Return nothing but the lines from the one containing "Parse this screenshot: output" through the end of the records below, exactly as they stand and without pictures.
┌─ Supplied information
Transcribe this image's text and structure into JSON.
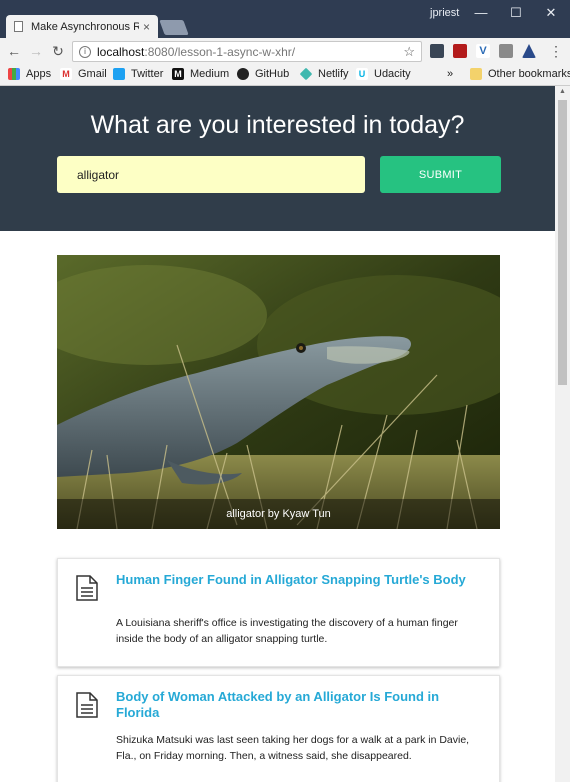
{
  "browser": {
    "tab_title": "Make Asynchronous Req",
    "tab_close": "×",
    "profile": "jpriest",
    "url_host": "localhost",
    "url_path": ":8080/lesson-1-async-w-xhr/",
    "bookmarks": [
      {
        "label": "Apps"
      },
      {
        "label": "Gmail"
      },
      {
        "label": "Twitter"
      },
      {
        "label": "Medium"
      },
      {
        "label": "GitHub"
      },
      {
        "label": "Netlify"
      },
      {
        "label": "Udacity"
      }
    ],
    "bookmarks_overflow": "»",
    "other_bookmarks": "Other bookmarks",
    "colors": {
      "titlebar": "#2f3c52",
      "chrome": "#f2f2f2"
    }
  },
  "page": {
    "heading": "What are you interested in today?",
    "search": {
      "value": "alligator"
    },
    "submit_label": "SUBMIT",
    "image_caption": "alligator by Kyaw Tun",
    "articles": [
      {
        "title": "Human Finger Found in Alligator Snapping Turtle's Body",
        "snippet": "A Louisiana sheriff's office is investigating the discovery of a human finger inside the body of an alligator snapping turtle."
      },
      {
        "title": "Body of Woman Attacked by an Alligator Is Found in Florida",
        "snippet": "Shizuka Matsuki was last seen taking her dogs for a walk at a park in Davie, Fla., on Friday morning. Then, a witness said, she disappeared."
      }
    ],
    "colors": {
      "hero": "#303d4a",
      "search_bg": "#fdffc5",
      "submit": "#26c281",
      "link": "#26a9d6"
    }
  }
}
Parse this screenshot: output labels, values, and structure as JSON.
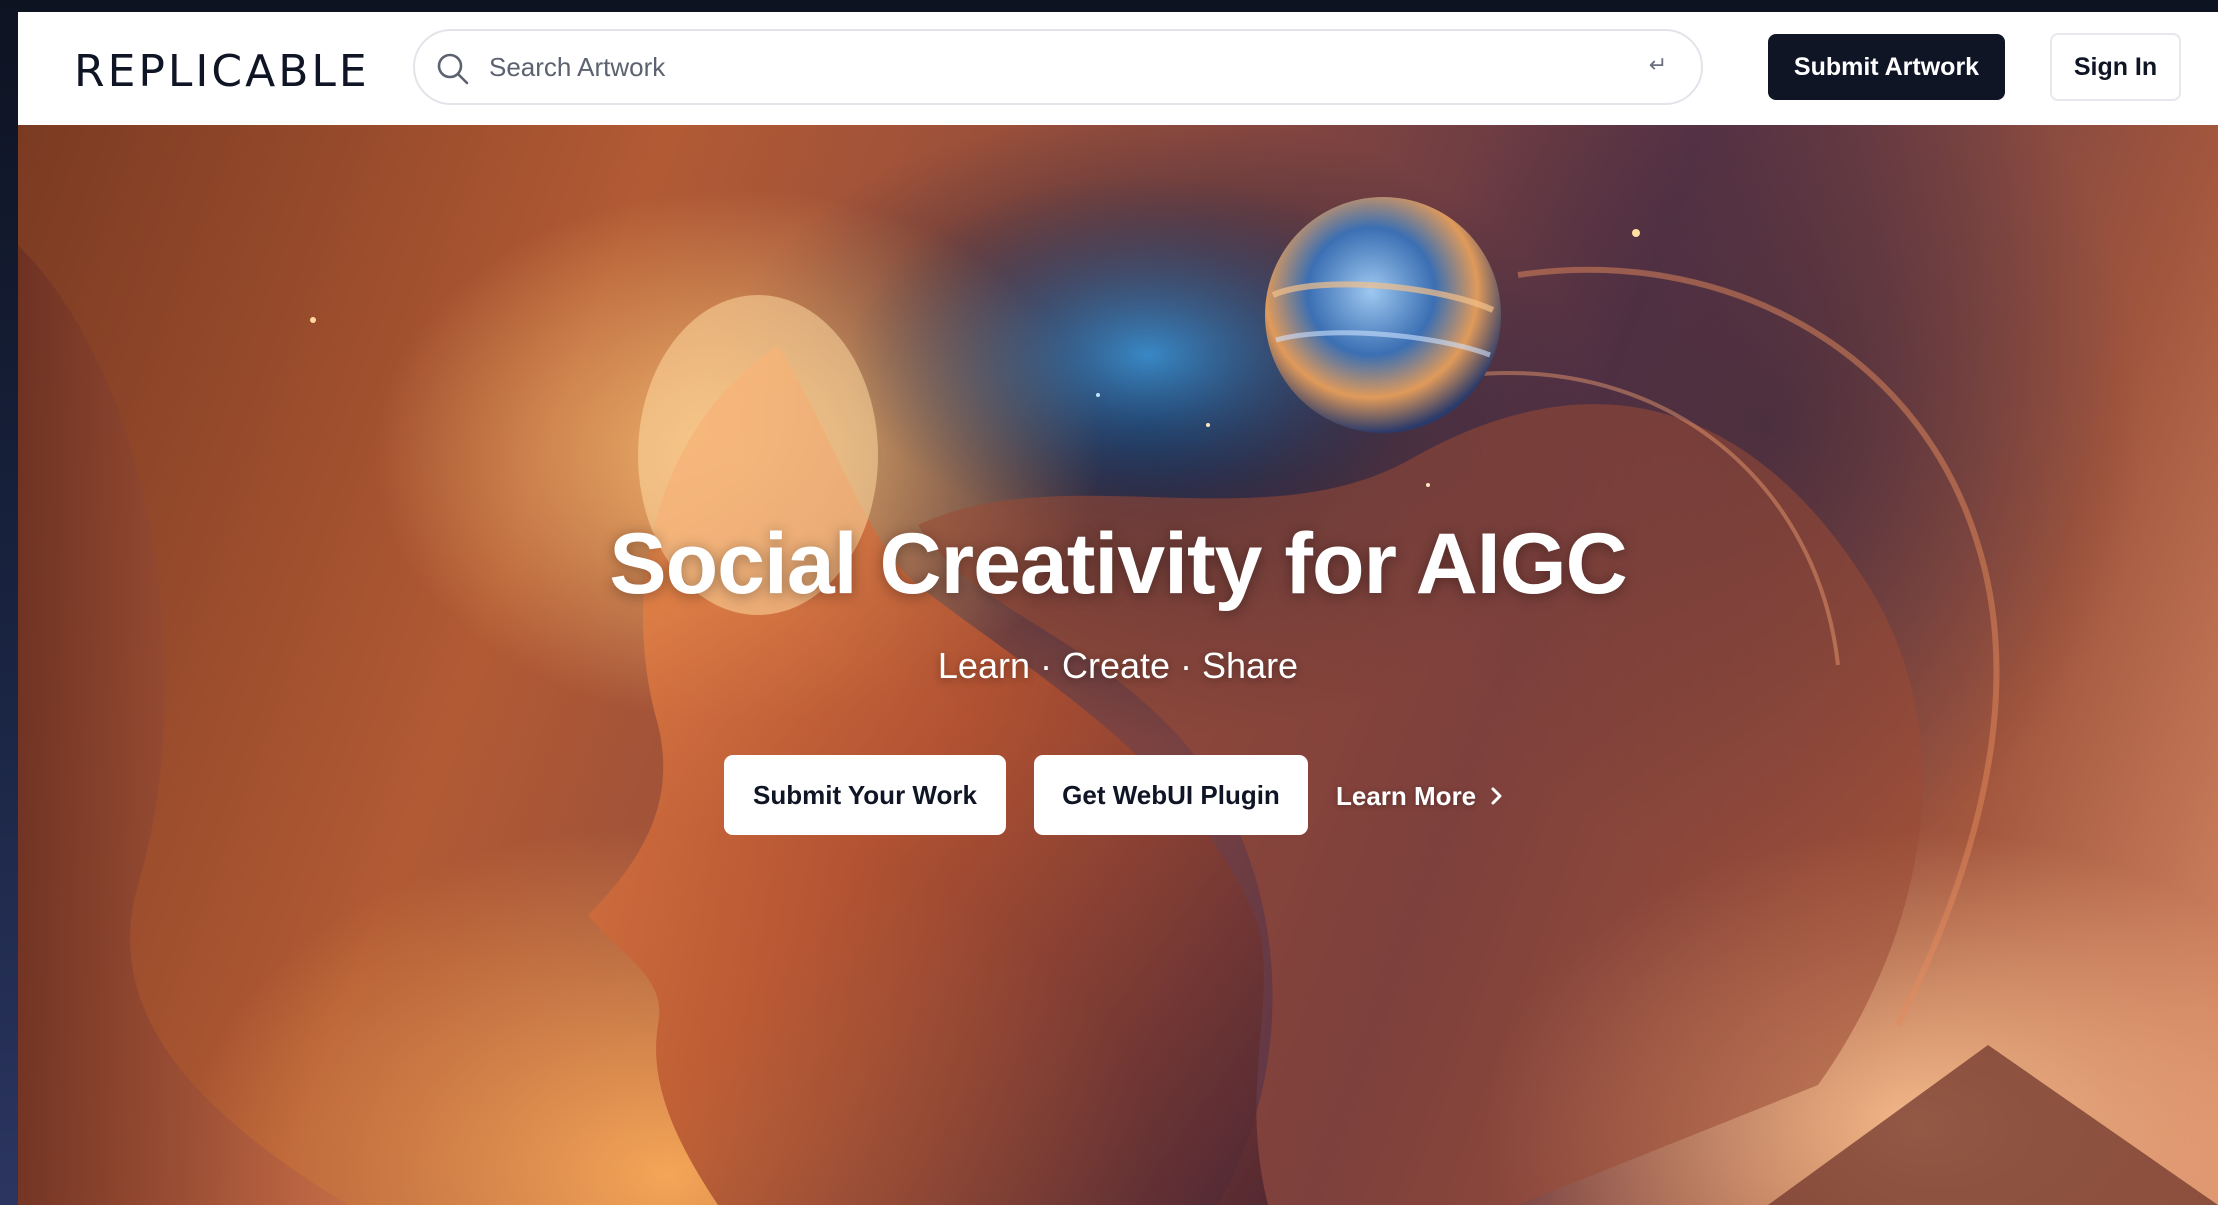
{
  "header": {
    "logo": "REPLICABLE",
    "search": {
      "placeholder": "Search Artwork",
      "enter_glyph": "↵"
    },
    "submit_artwork_label": "Submit Artwork",
    "sign_in_label": "Sign In"
  },
  "hero": {
    "title": "Social Creativity for AIGC",
    "subtitle": "Learn · Create · Share",
    "buttons": [
      {
        "label": "Submit Your Work"
      },
      {
        "label": "Get WebUI Plugin"
      }
    ],
    "learn_more_label": "Learn More"
  },
  "icons": [
    "search-icon",
    "enter-icon",
    "chevron-right-icon"
  ],
  "colors": {
    "primary": "#0f1525",
    "background": "#ffffff",
    "hero_text": "#ffffff"
  }
}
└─
Your response:
Parse this screenshot: output labels, values, and structure as JSON.
{
  "header": {
    "logo": "REPLICABLE",
    "search": {
      "placeholder": "Search Artwork",
      "enter_glyph": "↵"
    },
    "submit_artwork_label": "Submit Artwork",
    "sign_in_label": "Sign In"
  },
  "hero": {
    "title": "Social Creativity for AIGC",
    "subtitle": "Learn · Create · Share",
    "buttons": [
      {
        "label": "Submit Your Work"
      },
      {
        "label": "Get WebUI Plugin"
      }
    ],
    "learn_more_label": "Learn More"
  },
  "icons": [
    "search-icon",
    "enter-icon",
    "chevron-right-icon"
  ],
  "colors": {
    "primary": "#0f1525",
    "background": "#ffffff",
    "hero_text": "#ffffff"
  }
}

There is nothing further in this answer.